● **Provided data**

═══

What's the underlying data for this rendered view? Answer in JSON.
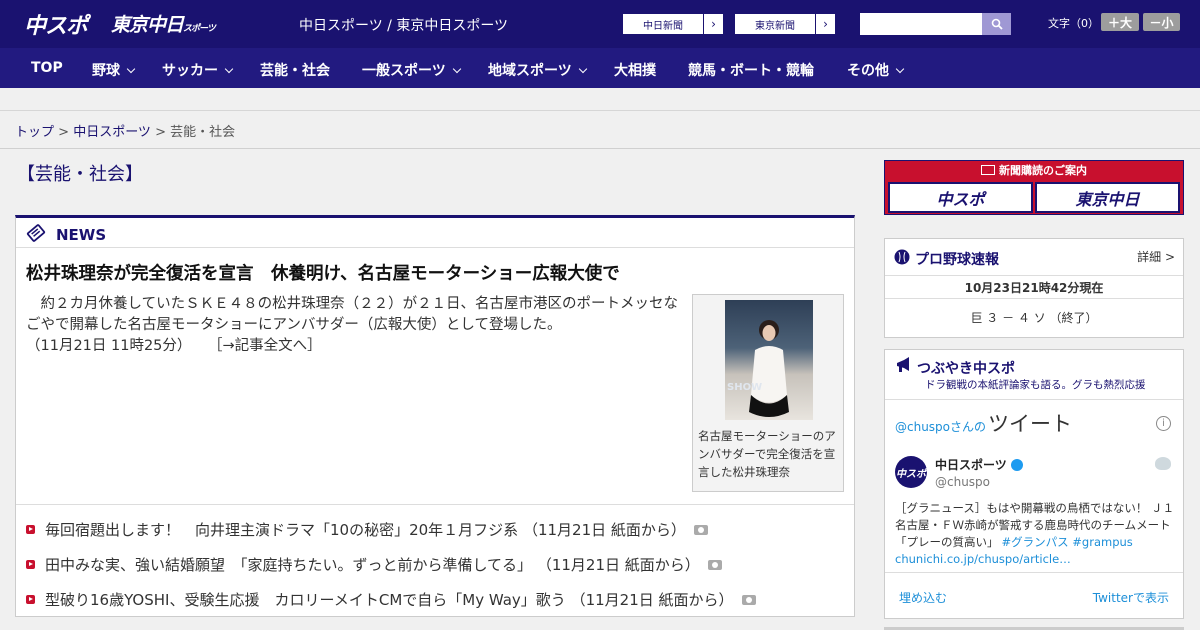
{
  "header": {
    "logo_chuspo": "中スポ",
    "logo_tokyo": "東京中日",
    "logo_tokyo_small": "スポーツ",
    "title": "中日スポーツ / 東京中日スポーツ",
    "paper1": "中日新聞",
    "paper2": "東京新聞",
    "search_placeholder": "",
    "font_label": "文字（0）",
    "font_plus": "＋大",
    "font_minus": "－小"
  },
  "nav": {
    "items": [
      "TOP",
      "野球",
      "サッカー",
      "芸能・社会",
      "一般スポーツ",
      "地域スポーツ",
      "大相撲",
      "競馬・ボート・競輪",
      "その他"
    ]
  },
  "breadcrumb": {
    "top": "トップ",
    "sep": " > ",
    "chunichi": "中日スポーツ",
    "current": "芸能・社会"
  },
  "section": {
    "title": "【芸能・社会】"
  },
  "news": {
    "label": "NEWS",
    "headline": "松井珠理奈が完全復活を宣言　休養明け、名古屋モーターショー広報大使で",
    "lead": "　約２カ月休養していたＳＫＥ４８の松井珠理奈（２２）が２１日、名古屋市港区のポートメッセなごやで開幕した名古屋モータショーにアンバサダー（広報大使）として登場した。",
    "lead_date": "（11月21日 11時25分）",
    "lead_more": "［→記事全文へ］",
    "photo_caption": "名古屋モーターショーのアンバサダーで完全復活を宣言した松井珠理奈",
    "items": [
      "毎回宿題出します！　向井理主演ドラマ「10の秘密」20年１月フジ系 （11月21日 紙面から）",
      "田中みな実、強い結婚願望　「家庭持ちたい。ずっと前から準備してる」 （11月21日 紙面から）",
      "型破り16歳YOSHI、受験生応援　カロリーメイトCMで自ら「My Way」歌う （11月21日 紙面から）"
    ]
  },
  "subscribe": {
    "head": "新聞購読のご案内",
    "btn1": "中スポ",
    "btn2": "東京中日"
  },
  "baseball": {
    "title": "プロ野球速報",
    "detail": "詳細 >",
    "time": "10月23日21時42分現在",
    "score": "巨 ３ － ４ ソ （終了）"
  },
  "twitter": {
    "title": "つぶやき中スポ",
    "subtitle": "ドラ観戦の本紙評論家も語る。グラも熱烈応援",
    "head_prefix": "@chuspoさんの",
    "head_big": "ツイート",
    "info": "i",
    "avatar_text": "中スポ",
    "name": "中日スポーツ",
    "handle": "@chuspo",
    "text": "［グラニュース］もはや開幕戦の鳥栖ではない！ Ｊ１名古屋・ＦＷ赤崎が警戒する鹿島時代のチームメート「プレーの質高い」",
    "hashtags": "#グランパス #grampus",
    "link": "chunichi.co.jp/chuspo/article…",
    "embed": "埋め込む",
    "view": "Twitterで表示"
  }
}
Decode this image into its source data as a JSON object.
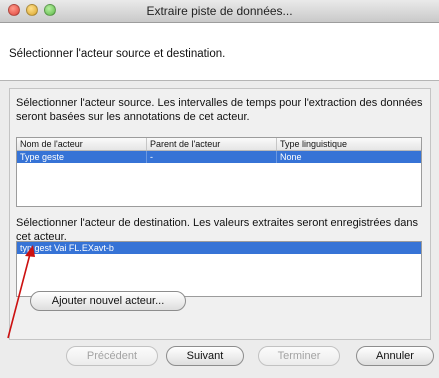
{
  "window": {
    "title": "Extraire piste de données..."
  },
  "header": {
    "instruction": "Sélectionner l'acteur source et destination."
  },
  "source": {
    "description": "Sélectionner l'acteur source. Les intervalles de temps pour l'extraction des données seront basées sur les annotations de cet acteur.",
    "columns": [
      "Nom de l'acteur",
      "Parent de l'acteur",
      "Type linguistique"
    ],
    "rows": [
      [
        "Type geste",
        "-",
        "None"
      ]
    ]
  },
  "destination": {
    "description": "Sélectionner l'acteur de destination. Les valeurs extraites seront enregistrées dans cet acteur.",
    "items": [
      "typ gest Vai FL.EXavt-b"
    ]
  },
  "buttons": {
    "add_tier": "Ajouter nouvel acteur...",
    "previous": "Précédent",
    "next": "Suivant",
    "finish": "Terminer",
    "cancel": "Annuler"
  },
  "colors": {
    "selection": "#3673d6",
    "annotation_arrow": "#cc1111"
  }
}
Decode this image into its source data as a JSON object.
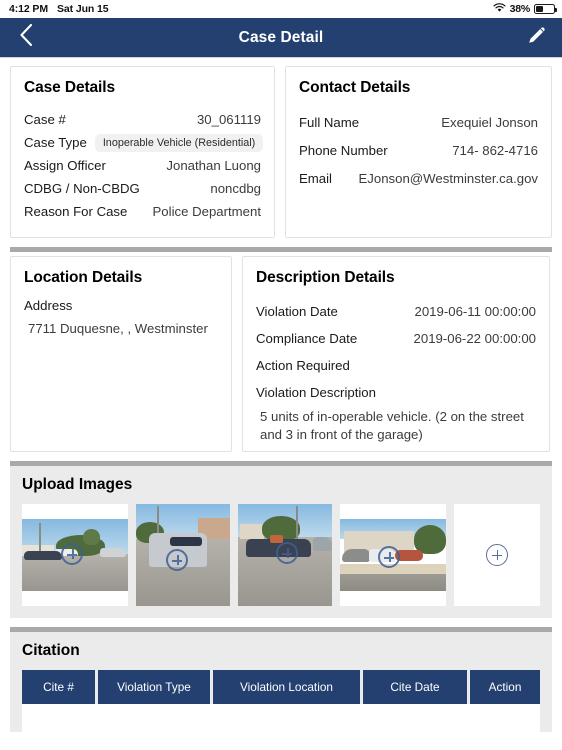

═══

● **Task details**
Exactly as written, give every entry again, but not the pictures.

● **Result of this task**
What's the underlying data for this rendered view? Answer in JSON.
{
  "header": {
    "logo_chuspo": "中スポ",
    "logo_tokyo": "東京中日",
    "logo_tokyo_small": "スポーツ",
    "title": "中日スポーツ / 東京中日スポーツ",
    "paper1": "中日新聞",
    "paper2": "東京新聞",
    "search_placeholder": "",
    "font_label": "文字（0）",
    "font_plus": "＋大",
    "font_minus": "－小"
  },
  "nav": {
    "items": [
      "TOP",
      "野球",
      "サッカー",
      "芸能・社会",
      "一般スポーツ",
      "地域スポーツ",
      "大相撲",
      "競馬・ボート・競輪",
      "その他"
    ]
  },
  "breadcrumb": {
    "top": "トップ",
    "sep": " > ",
    "chunichi": "中日スポーツ",
    "current": "芸能・社会"
  },
  "section": {
    "title": "【芸能・社会】"
  },
  "news": {
    "label": "NEWS",
    "headline": "松井珠理奈が完全復活を宣言　休養明け、名古屋モーターショー広報大使で",
    "lead": "　約２カ月休養していたＳＫＥ４８の松井珠理奈（２２）が２１日、名古屋市港区のポートメッセなごやで開幕した名古屋モータショーにアンバサダー（広報大使）として登場した。",
    "lead_date": "（11月21日 11時25分）",
    "lead_more": "［→記事全文へ］",
    "photo_caption": "名古屋モーターショーのアンバサダーで完全復活を宣言した松井珠理奈",
    "items": [
      "毎回宿題出します！　向井理主演ドラマ「10の秘密」20年１月フジ系 （11月21日 紙面から）",
      "田中みな実、強い結婚願望　「家庭持ちたい。ずっと前から準備してる」 （11月21日 紙面から）",
      "型破り16歳YOSHI、受験生応援　カロリーメイトCMで自ら「My Way」歌う （11月21日 紙面から）"
    ]
  },
  "subscribe": {
    "head": "新聞購読のご案内",
    "btn1": "中スポ",
    "btn2": "東京中日"
  },
  "baseball": {
    "title": "プロ野球速報",
    "detail": "詳細 >",
    "time": "10月23日21時42分現在",
    "score": "巨 ３ － ４ ソ （終了）"
  },
  "twitter": {
    "title": "つぶやき中スポ",
    "subtitle": "ドラ観戦の本紙評論家も語る。グラも熱烈応援",
    "head_prefix": "@chuspoさんの",
    "head_big": "ツイート",
    "info": "i",
    "avatar_text": "中スポ",
    "name": "中日スポーツ",
    "handle": "@chuspo",
    "text": "［グラニュース］もはや開幕戦の鳥栖ではない！ Ｊ１名古屋・ＦＷ赤崎が警戒する鹿島時代のチームメート「プレーの質高い」",
    "hashtags": "#グランパス #grampus",
    "link": "chunichi.co.jp/chuspo/article…",
    "embed": "埋め込む",
    "view": "Twitterで表示"
  }
}
Decode this image into its source data as a JSON object.
{
  "window": {
    "title": "Extraire piste de données..."
  },
  "header": {
    "instruction": "Sélectionner l'acteur source et destination."
  },
  "source": {
    "description": "Sélectionner l'acteur source. Les intervalles de temps pour l'extraction des données seront basées sur les annotations de cet acteur.",
    "columns": [
      "Nom de l'acteur",
      "Parent de l'acteur",
      "Type linguistique"
    ],
    "rows": [
      [
        "Type geste",
        "-",
        "None"
      ]
    ]
  },
  "destination": {
    "description": "Sélectionner l'acteur de destination. Les valeurs extraites seront enregistrées dans cet acteur.",
    "items": [
      "typ gest Vai FL.EXavt-b"
    ]
  },
  "buttons": {
    "add_tier": "Ajouter nouvel acteur...",
    "previous": "Précédent",
    "next": "Suivant",
    "finish": "Terminer",
    "cancel": "Annuler"
  },
  "colors": {
    "selection": "#3673d6",
    "annotation_arrow": "#cc1111"
  }
}
Decode this image into its source data as a JSON object.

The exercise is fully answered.